◆ Your instructions ◆
Copy all the lines of the data that include the word "diversion".

=== Section Start ===

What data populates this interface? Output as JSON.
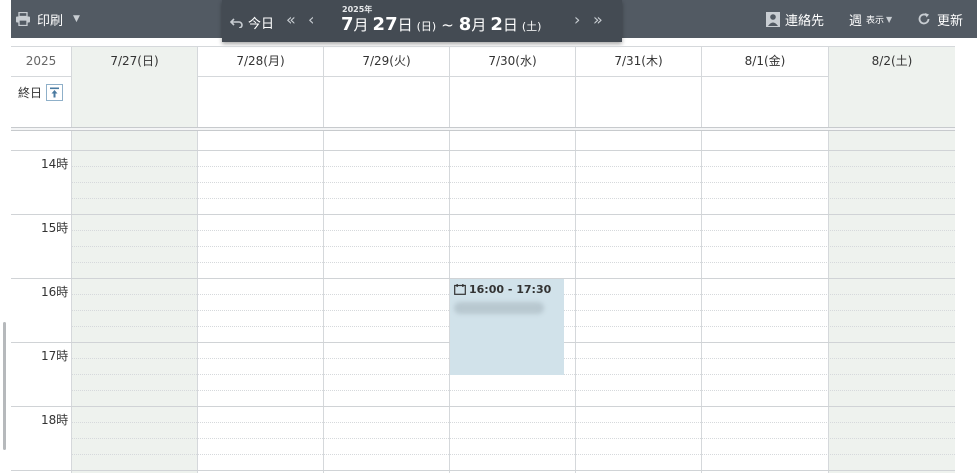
{
  "toolbar": {
    "print_label": "印刷",
    "today_label": "今日",
    "range_year": "2025年",
    "range": {
      "start_month": "7",
      "month_suffix": "月",
      "start_day": "27",
      "day_suffix": "日",
      "start_weekday": "(日)",
      "tilde": "~",
      "end_month": "8",
      "end_day": "2",
      "end_weekday": "(土)"
    },
    "contacts_label": "連絡先",
    "view_label": "週",
    "view_sub": "表示",
    "refresh_label": "更新"
  },
  "calendar": {
    "year": "2025",
    "days": [
      "7/27(日)",
      "7/28(月)",
      "7/29(火)",
      "7/30(水)",
      "7/31(木)",
      "8/1(金)",
      "8/2(土)"
    ],
    "weekend_days": [
      0,
      6
    ],
    "all_day_label": "終日",
    "hours": [
      "14時",
      "15時",
      "16時",
      "17時",
      "18時"
    ],
    "events": [
      {
        "day": "7/30(水)",
        "time": "16:00 - 17:30",
        "title_obscured": true
      }
    ]
  },
  "colors": {
    "topbar": "#525a63",
    "navbox": "#444b53",
    "weekend": "#eef2ee",
    "event": "#d1e2ea"
  },
  "icons": [
    "printer-icon",
    "undo-arrow-icon",
    "double-chevron-left-icon",
    "chevron-left-icon",
    "chevron-right-icon",
    "double-chevron-right-icon",
    "contact-icon",
    "refresh-icon",
    "calendar-clock-icon",
    "collapse-up-icon"
  ]
}
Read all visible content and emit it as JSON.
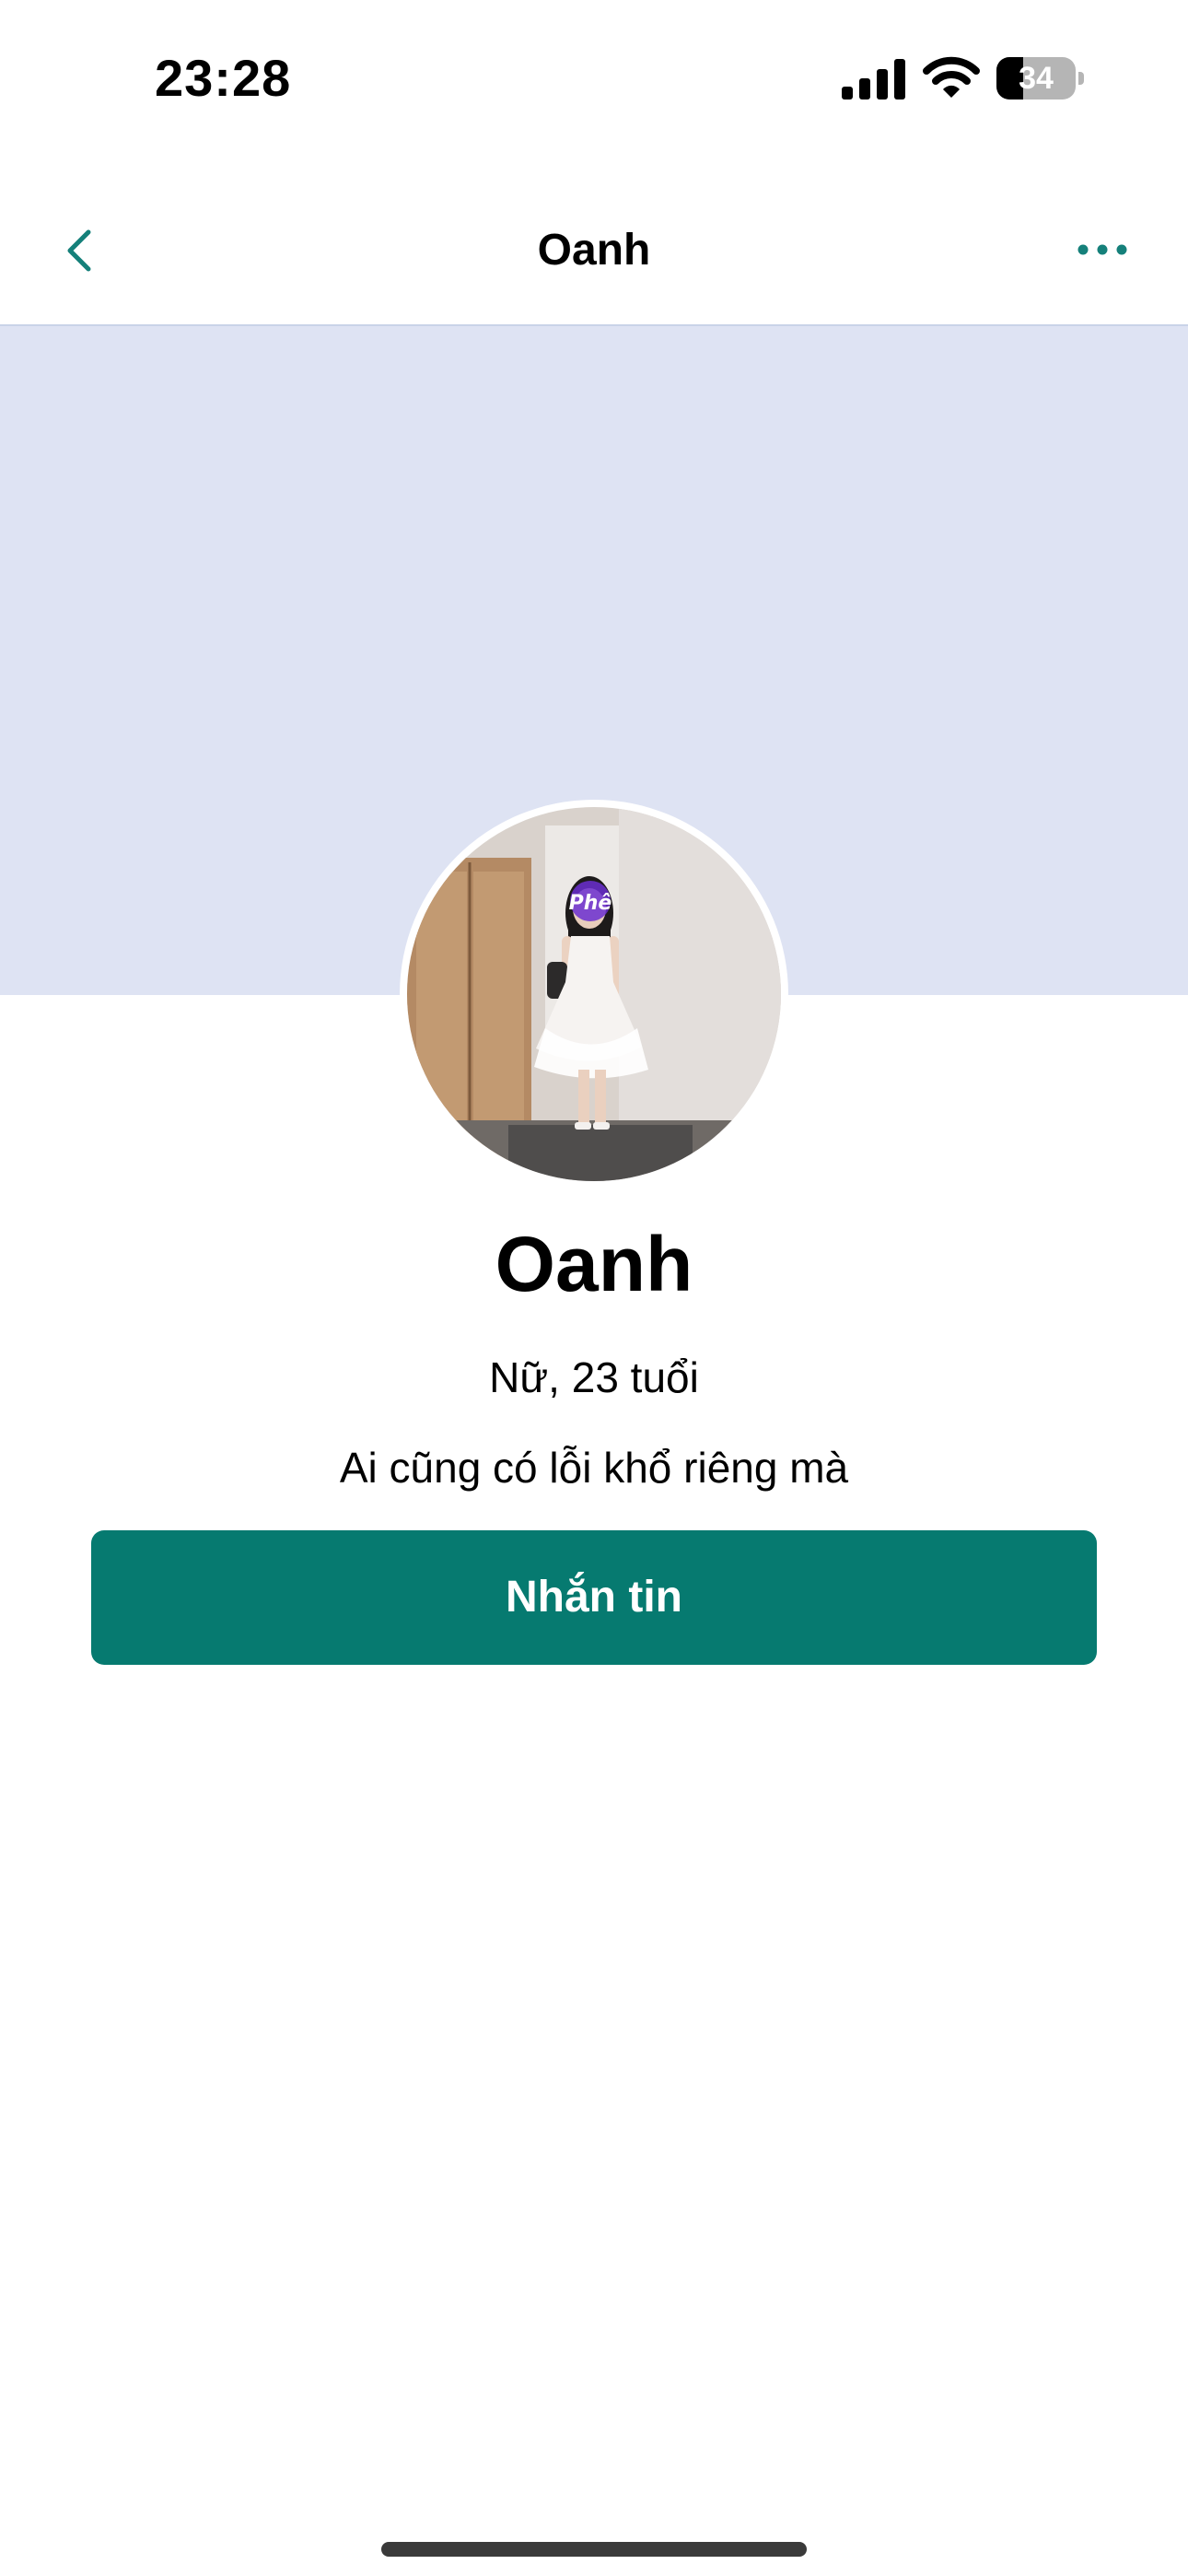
{
  "status_bar": {
    "time": "23:28",
    "battery_level": "34",
    "battery_fraction": 0.34,
    "icons": [
      "signal-icon",
      "wifi-icon",
      "battery-icon"
    ]
  },
  "nav": {
    "title": "Oanh",
    "back_icon": "chevron-left-icon",
    "more_icon": "ellipsis-icon"
  },
  "profile": {
    "name": "Oanh",
    "meta": "Nữ, 23 tuổi",
    "bio": "Ai cũng có lỗi khổ riêng mà",
    "avatar_sticker": "Phê"
  },
  "actions": {
    "message_label": "Nhắn tin"
  },
  "colors": {
    "accent": "#067a70",
    "cover": "#dee3f3",
    "nav_icon": "#15807a"
  }
}
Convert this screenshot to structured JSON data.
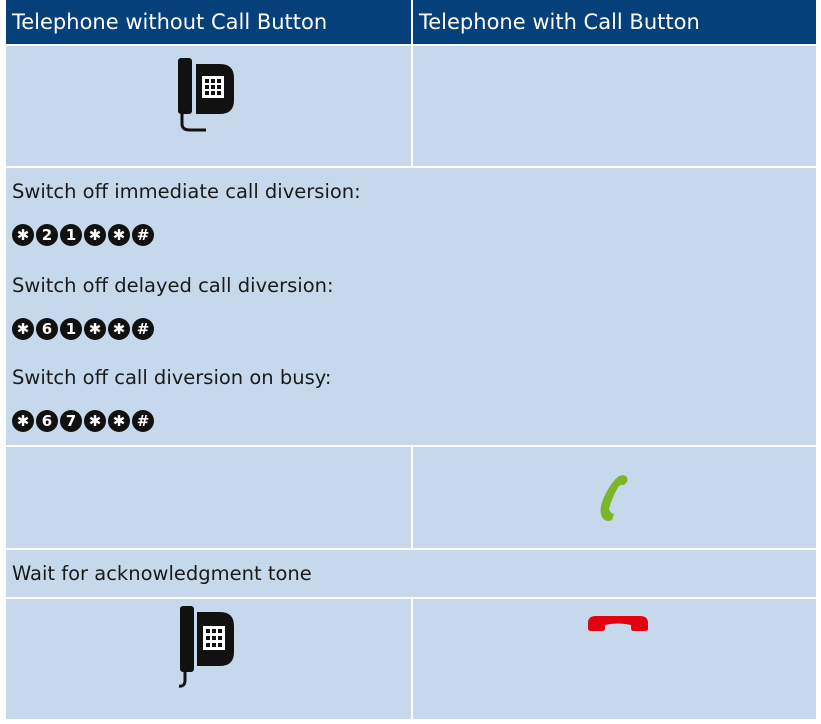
{
  "table": {
    "headers": [
      "Telephone without Call Button",
      "Telephone with Call Button"
    ],
    "steps": [
      {
        "text": "Switch off immediate call diversion:",
        "keys": [
          "✱",
          "2",
          "1",
          "✱",
          "✱",
          "#"
        ]
      },
      {
        "text": "Switch off delayed call diversion:",
        "keys": [
          "✱",
          "6",
          "1",
          "✱",
          "✱",
          "#"
        ]
      },
      {
        "text": "Switch off call diversion on busy:",
        "keys": [
          "✱",
          "6",
          "7",
          "✱",
          "✱",
          "#"
        ]
      }
    ],
    "wait_text": "Wait for acknowledgment tone"
  },
  "icons": {
    "desk_phone": "desk-phone-icon",
    "call_button": "green-handset-icon",
    "hangup_button": "red-handset-icon"
  },
  "colors": {
    "header_bg": "#06407a",
    "cell_bg": "#c6d9ec",
    "call_green": "#7ab628",
    "hangup_red": "#e3000f"
  }
}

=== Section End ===

◆ Answer section ◆
        "text": "Switch off immediate call diversion:",
        "text": "Switch off delayed call diversion:",
        "text": "Switch off call diversion on busy:",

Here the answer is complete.